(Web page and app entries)
◆ ◆ ◆ ◆

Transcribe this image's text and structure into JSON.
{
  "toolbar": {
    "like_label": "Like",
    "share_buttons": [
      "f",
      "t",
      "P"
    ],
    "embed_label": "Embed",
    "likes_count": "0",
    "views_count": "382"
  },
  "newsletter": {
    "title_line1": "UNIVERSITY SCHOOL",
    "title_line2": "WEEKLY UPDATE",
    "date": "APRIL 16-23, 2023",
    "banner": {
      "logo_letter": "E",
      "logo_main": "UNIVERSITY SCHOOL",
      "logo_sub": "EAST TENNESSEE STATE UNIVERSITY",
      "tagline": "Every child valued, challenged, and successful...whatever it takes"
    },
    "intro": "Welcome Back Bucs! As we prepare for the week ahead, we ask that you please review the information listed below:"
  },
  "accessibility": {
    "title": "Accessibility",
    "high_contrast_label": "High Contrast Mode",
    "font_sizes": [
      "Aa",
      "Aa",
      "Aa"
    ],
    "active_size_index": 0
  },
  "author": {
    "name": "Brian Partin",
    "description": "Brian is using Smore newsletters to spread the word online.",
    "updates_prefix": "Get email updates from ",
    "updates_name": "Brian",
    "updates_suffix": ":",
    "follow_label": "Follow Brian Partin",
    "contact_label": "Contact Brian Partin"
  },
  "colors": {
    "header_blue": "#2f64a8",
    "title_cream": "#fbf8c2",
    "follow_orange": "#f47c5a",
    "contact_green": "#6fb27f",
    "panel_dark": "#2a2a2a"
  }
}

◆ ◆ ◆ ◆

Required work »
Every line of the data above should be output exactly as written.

Worked solution »
Transcribe this image's text and structure into JSON.
{
  "toolbar": {
    "like_label": "Like",
    "share_buttons": [
      "f",
      "t",
      "P"
    ],
    "embed_label": "Embed",
    "likes_count": "0",
    "views_count": "382"
  },
  "newsletter": {
    "title_line1": "UNIVERSITY SCHOOL",
    "title_line2": "WEEKLY UPDATE",
    "date": "APRIL 16-23, 2023",
    "banner": {
      "logo_letter": "E",
      "logo_main": "UNIVERSITY SCHOOL",
      "logo_sub": "EAST TENNESSEE STATE UNIVERSITY",
      "tagline": "Every child valued, challenged, and successful...whatever it takes"
    },
    "intro": "Welcome Back Bucs! As we prepare for the week ahead, we ask that you please review the information listed below:"
  },
  "accessibility": {
    "title": "Accessibility",
    "high_contrast_label": "High Contrast Mode",
    "font_sizes": [
      "Aa",
      "Aa",
      "Aa"
    ],
    "active_size_index": 0
  },
  "author": {
    "name": "Brian Partin",
    "description": "Brian is using Smore newsletters to spread the word online.",
    "updates_prefix": "Get email updates from ",
    "updates_name": "Brian",
    "updates_suffix": ":",
    "follow_label": "Follow Brian Partin",
    "contact_label": "Contact Brian Partin"
  },
  "colors": {
    "header_blue": "#2f64a8",
    "title_cream": "#fbf8c2",
    "follow_orange": "#f47c5a",
    "contact_green": "#6fb27f",
    "panel_dark": "#2a2a2a"
  }
}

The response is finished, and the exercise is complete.